What is expected –
The answer must be every line of the records in which the string "kind" appears.

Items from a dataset

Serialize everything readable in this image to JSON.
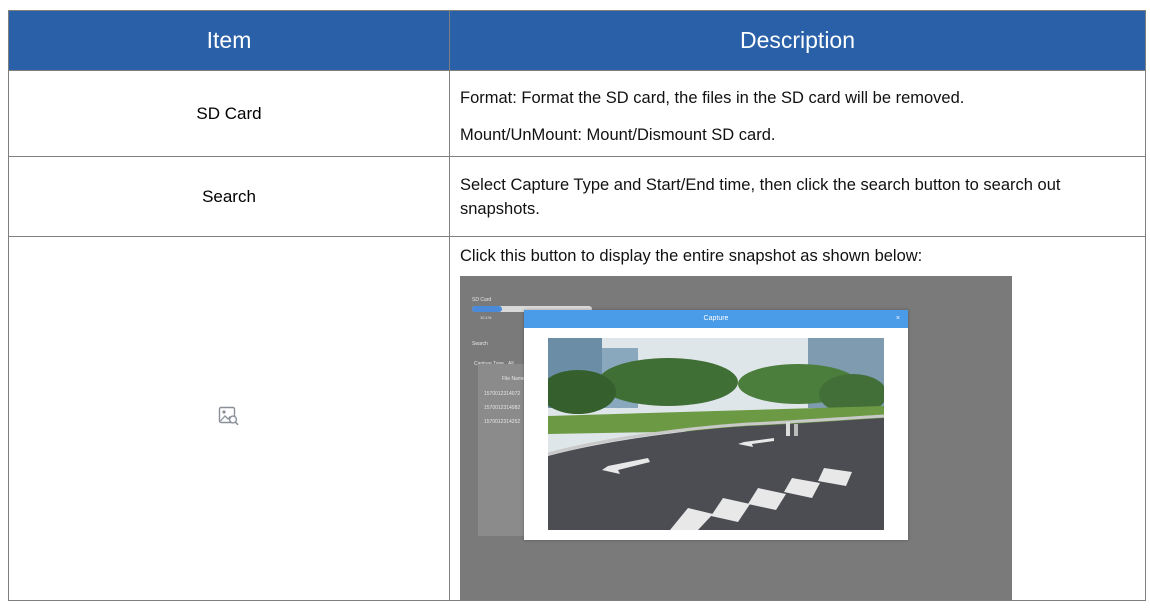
{
  "table": {
    "headers": [
      "Item",
      "Description"
    ],
    "rows": [
      {
        "item": "SD Card",
        "lines": [
          "Format: Format the SD card, the files in the SD card will be removed.",
          "Mount/UnMount: Mount/Dismount SD card."
        ]
      },
      {
        "item": "Search",
        "lines": [
          "Select Capture Type and Start/End time, then click the search button to search out snapshots."
        ]
      },
      {
        "item_icon": "image-search-icon",
        "lines": [
          "Click this button to display the entire snapshot as shown below:"
        ]
      }
    ]
  },
  "screenshot": {
    "sd_card_label": "SD Card",
    "progress_text": "10.1%",
    "search_label": "Search",
    "capture_type_label": "Capture Type",
    "capture_type_value": "All",
    "file_name_header": "File Name",
    "files": [
      "1570012314072",
      "1570012314082",
      "1570012314252"
    ],
    "modal_title": "Capture",
    "close_symbol": "×"
  },
  "colors": {
    "header_bg": "#2960a8",
    "header_text": "#ffffff",
    "border": "#7f7f7f",
    "modal_header": "#4a9be8"
  }
}
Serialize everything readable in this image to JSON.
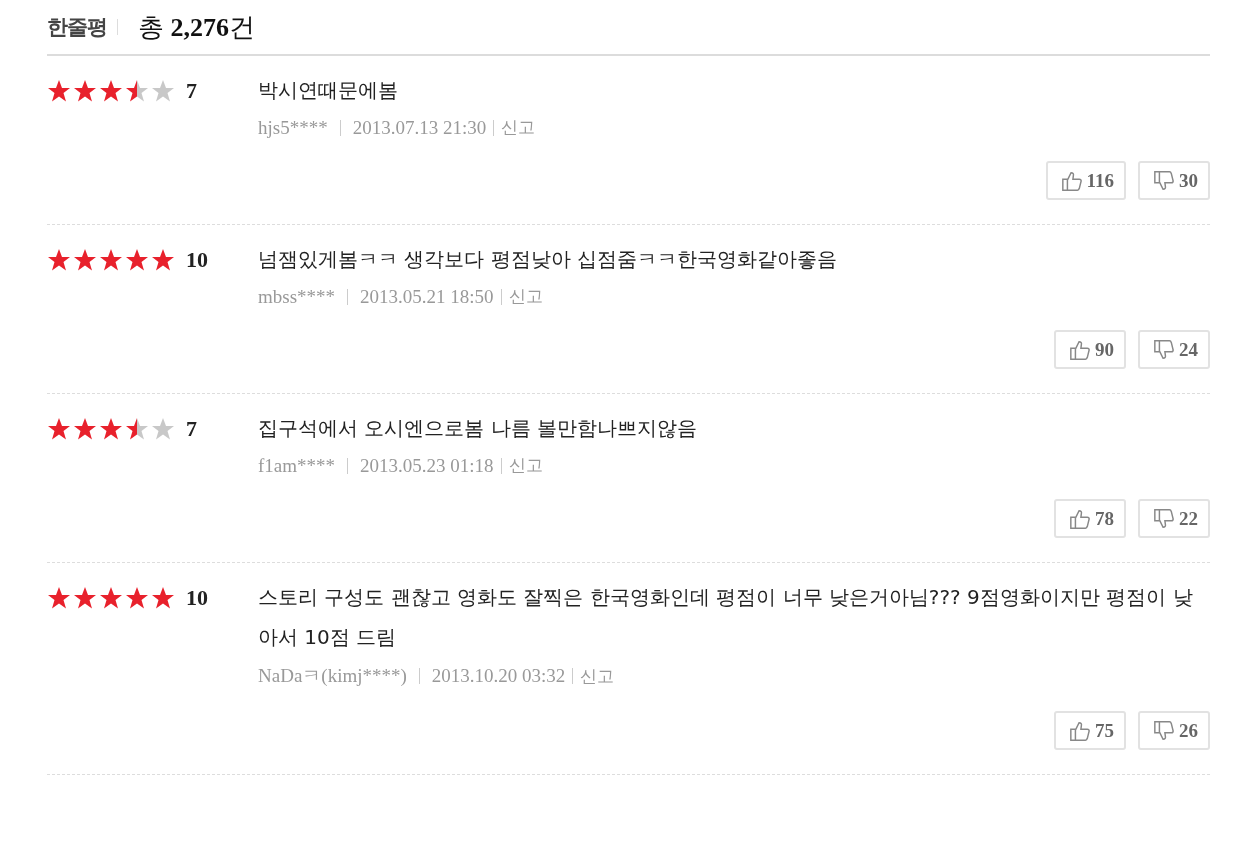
{
  "header": {
    "title": "한줄평",
    "total_label": "총",
    "total_count": "2,276",
    "total_unit": "건"
  },
  "reviews": [
    {
      "stars": 3.5,
      "score": "7",
      "text": "박시연때문에봄",
      "user": "hjs5****",
      "date": "2013.07.13 21:30",
      "report": "신고",
      "likes": "116",
      "dislikes": "30"
    },
    {
      "stars": 5,
      "score": "10",
      "text": "넘잼있게봄ㅋㅋ 생각보다 평점낮아 십점줌ㅋㅋ한국영화같아좋음",
      "user": "mbss****",
      "date": "2013.05.21 18:50",
      "report": "신고",
      "likes": "90",
      "dislikes": "24"
    },
    {
      "stars": 3.5,
      "score": "7",
      "text": "집구석에서 오시엔으로봄 나름 볼만함나쁘지않음",
      "user": "f1am****",
      "date": "2013.05.23 01:18",
      "report": "신고",
      "likes": "78",
      "dislikes": "22"
    },
    {
      "stars": 5,
      "score": "10",
      "text": "스토리 구성도 괜찮고 영화도 잘찍은 한국영화인데 평점이 너무 낮은거아님??? 9점영화이지만 평점이 낮아서 10점 드림",
      "user": "NaDaㅋ(kimj****)",
      "date": "2013.10.20 03:32",
      "report": "신고",
      "likes": "75",
      "dislikes": "26"
    }
  ]
}
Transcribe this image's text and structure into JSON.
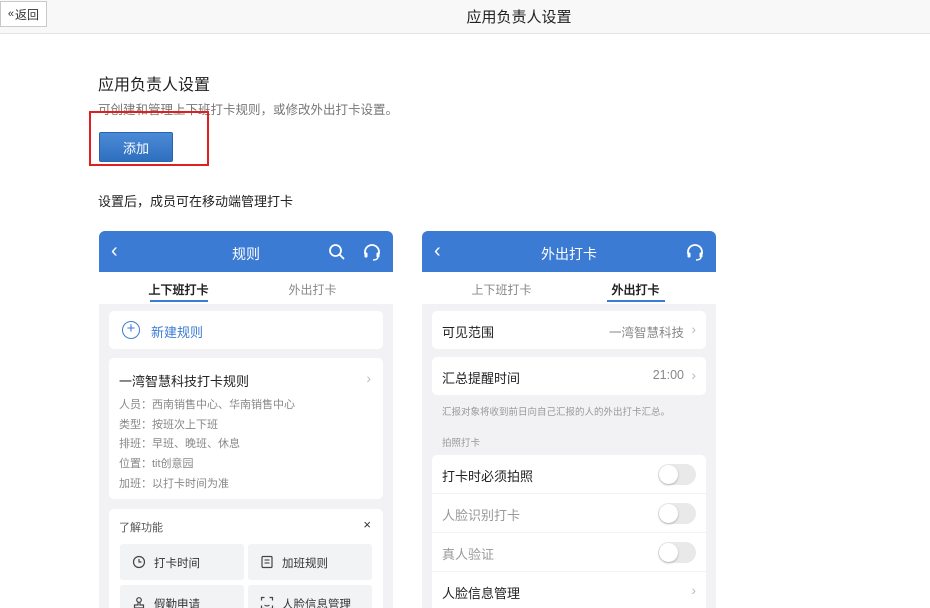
{
  "topbar": {
    "back_label": "返回",
    "title": "应用负责人设置"
  },
  "section": {
    "title": "应用负责人设置",
    "description": "可创建和管理上下班打卡规则，或修改外出打卡设置。",
    "add_label": "添加",
    "mobile_hint": "设置后，成员可在移动端管理打卡"
  },
  "phone_rules": {
    "title": "规则",
    "tabs": [
      "上下班打卡",
      "外出打卡"
    ],
    "active_tab": 0,
    "new_rule_label": "新建规则",
    "rule": {
      "name": "一湾智慧科技打卡规则",
      "details": [
        "人员：西南销售中心、华南销售中心",
        "类型：按班次上下班",
        "排班：早班、晚班、休息",
        "位置：tit创意园",
        "加班：以打卡时间为准"
      ]
    },
    "features": {
      "title": "了解功能",
      "close": "×",
      "items": [
        {
          "label": "打卡时间",
          "icon": "clock-icon"
        },
        {
          "label": "加班规则",
          "icon": "document-icon"
        },
        {
          "label": "假勤申请",
          "icon": "stamp-icon"
        },
        {
          "label": "人脸信息管理",
          "icon": "face-scan-icon"
        }
      ]
    }
  },
  "phone_outing": {
    "title": "外出打卡",
    "tabs": [
      "上下班打卡",
      "外出打卡"
    ],
    "active_tab": 1,
    "visible_range": {
      "label": "可见范围",
      "value": "一湾智慧科技"
    },
    "summary_time": {
      "label": "汇总提醒时间",
      "value": "21:00"
    },
    "summary_note": "汇报对象将收到前日向自己汇报的人的外出打卡汇总。",
    "photo_section": "拍照打卡",
    "toggles": [
      {
        "label": "打卡时必须拍照",
        "muted": false,
        "on": false
      },
      {
        "label": "人脸识别打卡",
        "muted": true,
        "on": false
      },
      {
        "label": "真人验证",
        "muted": true,
        "on": false
      }
    ],
    "face_manage": "人脸信息管理"
  },
  "colors": {
    "accent": "#3b7bd4",
    "highlight": "#e02020",
    "button": "#2f6fbf"
  }
}
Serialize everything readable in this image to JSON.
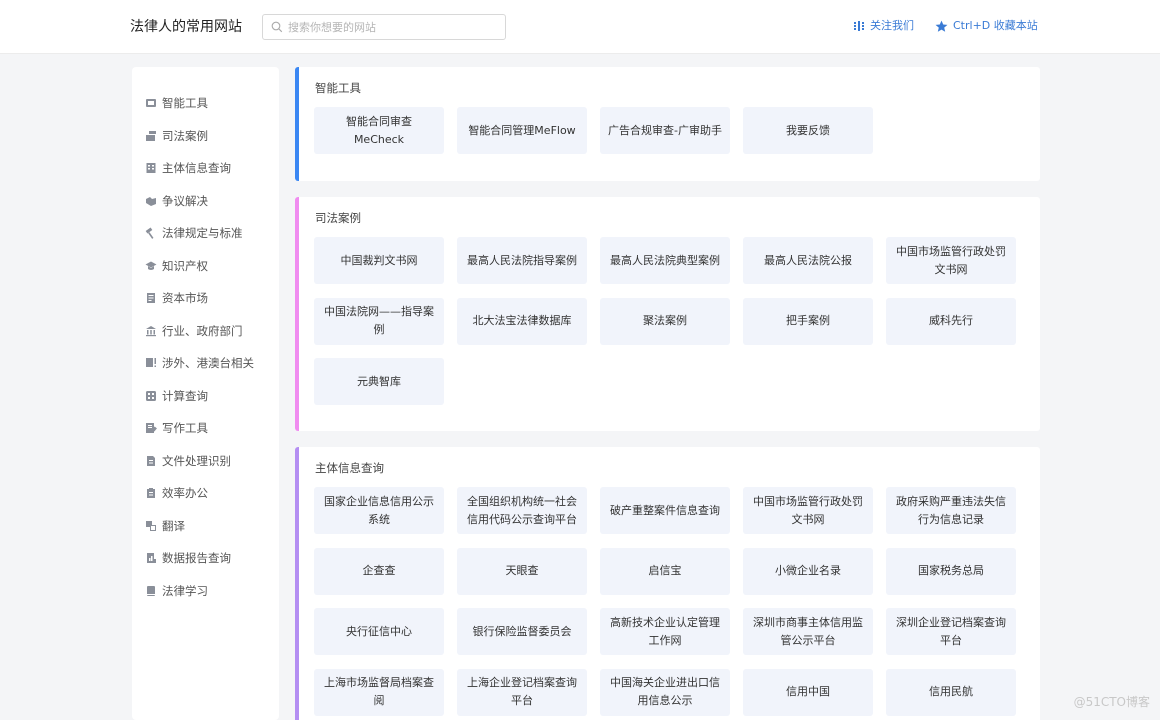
{
  "header": {
    "brand": "法律人的常用网站",
    "search_placeholder": "搜索你想要的网站",
    "follow_label": "关注我们",
    "favorite_label": "Ctrl+D 收藏本站"
  },
  "colors": {
    "accent": "#3a7bd5",
    "bar_tools": "#3a87f3",
    "bar_cases": "#f08cf0",
    "bar_entity": "#b48ef2"
  },
  "sidebar": {
    "items": [
      {
        "label": "智能工具",
        "icon": "tools-icon"
      },
      {
        "label": "司法案例",
        "icon": "gavel-book-icon"
      },
      {
        "label": "主体信息查询",
        "icon": "building-icon"
      },
      {
        "label": "争议解决",
        "icon": "handshake-icon"
      },
      {
        "label": "法律规定与标准",
        "icon": "hammer-icon"
      },
      {
        "label": "知识产权",
        "icon": "graduation-cap-icon"
      },
      {
        "label": "资本市场",
        "icon": "document-icon"
      },
      {
        "label": "行业、政府部门",
        "icon": "bank-icon"
      },
      {
        "label": "涉外、港澳台相关",
        "icon": "flag-icon"
      },
      {
        "label": "计算查询",
        "icon": "calculator-icon"
      },
      {
        "label": "写作工具",
        "icon": "edit-icon"
      },
      {
        "label": "文件处理识别",
        "icon": "file-icon"
      },
      {
        "label": "效率办公",
        "icon": "clipboard-icon"
      },
      {
        "label": "翻译",
        "icon": "translate-icon"
      },
      {
        "label": "数据报告查询",
        "icon": "report-icon"
      },
      {
        "label": "法律学习",
        "icon": "book-icon"
      }
    ]
  },
  "sections": [
    {
      "title": "智能工具",
      "items": [
        "智能合同审查MeCheck",
        "智能合同管理MeFlow",
        "广告合规审查-广审助手",
        "我要反馈"
      ]
    },
    {
      "title": "司法案例",
      "items": [
        "中国裁判文书网",
        "最高人民法院指导案例",
        "最高人民法院典型案例",
        "最高人民法院公报",
        "中国市场监管行政处罚文书网",
        "中国法院网——指导案例",
        "北大法宝法律数据库",
        "聚法案例",
        "把手案例",
        "威科先行",
        "元典智库"
      ]
    },
    {
      "title": "主体信息查询",
      "items": [
        "国家企业信息信用公示系统",
        "全国组织机构统一社会信用代码公示查询平台",
        "破产重整案件信息查询",
        "中国市场监管行政处罚文书网",
        "政府采购严重违法失信行为信息记录",
        "企查查",
        "天眼查",
        "启信宝",
        "小微企业名录",
        "国家税务总局",
        "央行征信中心",
        "银行保险监督委员会",
        "高新技术企业认定管理工作网",
        "深圳市商事主体信用监管公示平台",
        "深圳企业登记档案查询平台",
        "上海市场监督局档案查阅",
        "上海企业登记档案查询平台",
        "中国海关企业进出口信用信息公示",
        "信用中国",
        "信用民航"
      ]
    }
  ],
  "watermark": "@51CTO博客"
}
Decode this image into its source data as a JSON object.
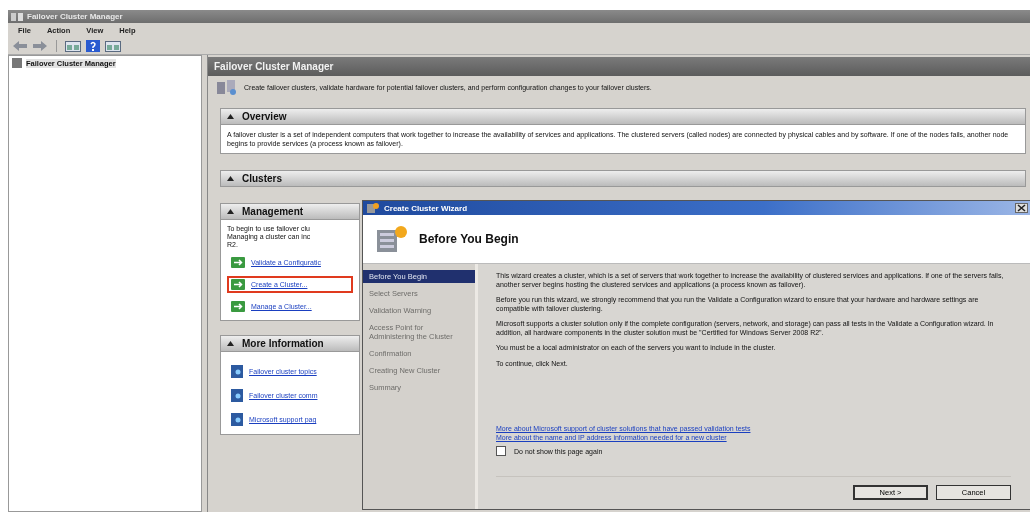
{
  "window": {
    "title": "Failover Cluster Manager"
  },
  "menu": [
    "File",
    "Action",
    "View",
    "Help"
  ],
  "toolbar": [
    {
      "kind": "back"
    },
    {
      "kind": "forward"
    },
    {
      "kind": "pane"
    },
    {
      "kind": "help"
    },
    {
      "kind": "pane"
    }
  ],
  "tree": [
    {
      "label": "Failover Cluster Manager",
      "selected": true
    }
  ],
  "main": {
    "title": "Failover Cluster Manager",
    "description": "Create failover clusters, validate hardware for potential failover clusters, and perform configuration changes to your failover clusters.",
    "sections": [
      {
        "title": "Overview",
        "expanded": true,
        "kind": "text",
        "text": "A failover cluster is a set of independent computers that work together to increase the availability of services and applications. The clustered servers (called nodes) are connected by physical cables and by software. If one of the nodes fails, another node begins to provide services (a process known as failover)."
      },
      {
        "title": "Clusters",
        "expanded": true,
        "kind": "empty"
      },
      {
        "title": "Management",
        "expanded": true,
        "kind": "actions",
        "text": [
          "To begin to use failover clu",
          "Managing a cluster can inc",
          "R2."
        ],
        "links": [
          {
            "label": "Validate a Configuratic",
            "highlighted": false
          },
          {
            "label": "Create a Cluster...",
            "highlighted": true
          },
          {
            "label": "Manage a Cluster...",
            "highlighted": false
          }
        ]
      },
      {
        "title": "More Information",
        "expanded": true,
        "kind": "help",
        "links": [
          {
            "label": "Failover cluster topics",
            "highlighted": false
          },
          {
            "label": "Failover cluster comm",
            "highlighted": false
          },
          {
            "label": "Microsoft support pag",
            "highlighted": false
          }
        ]
      }
    ]
  },
  "wizard": {
    "title": "Create Cluster Wizard",
    "heading": "Before You Begin",
    "steps": [
      {
        "label": "Before You Begin",
        "selected": true
      },
      {
        "label": "Select Servers",
        "selected": false
      },
      {
        "label": "Validation Warning",
        "selected": false
      },
      {
        "label": "Access Point for Administering the Cluster",
        "selected": false
      },
      {
        "label": "Confirmation",
        "selected": false
      },
      {
        "label": "Creating New Cluster",
        "selected": false
      },
      {
        "label": "Summary",
        "selected": false
      }
    ],
    "paragraphs": [
      "This wizard creates a cluster, which is a set of servers that work together to increase the availability of clustered services and applications. If one of the servers fails, another server begins hosting the clustered services and applications (a process known as failover).",
      "Before you run this wizard, we strongly recommend that you run the Validate a Configuration wizard to ensure that your hardware and hardware settings are compatible with failover clustering.",
      "Microsoft supports a cluster solution only if the complete configuration (servers, network, and storage) can pass all tests in the Validate a Configuration wizard. In addition, all hardware components in the cluster solution must be \"Certified for Windows Server 2008 R2\".",
      "You must be a local administrator on each of the servers you want to include in the cluster.",
      "To continue, click Next."
    ],
    "links": [
      "More about Microsoft support of cluster solutions that have passed validation tests",
      "More about the name and IP address information needed for a new cluster"
    ],
    "checkbox": {
      "label": "Do not show this page again",
      "checked": false
    },
    "buttons": [
      "Next >",
      "Cancel"
    ]
  }
}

Solution for this exercise –
      "kind": "back"
      "kind": "forward"
      "kind": "pane"
      "kind": "help"
      "kind": "pane"
        "kind": "text",
        "kind": "empty"
        "kind": "actions",
        "kind": "help",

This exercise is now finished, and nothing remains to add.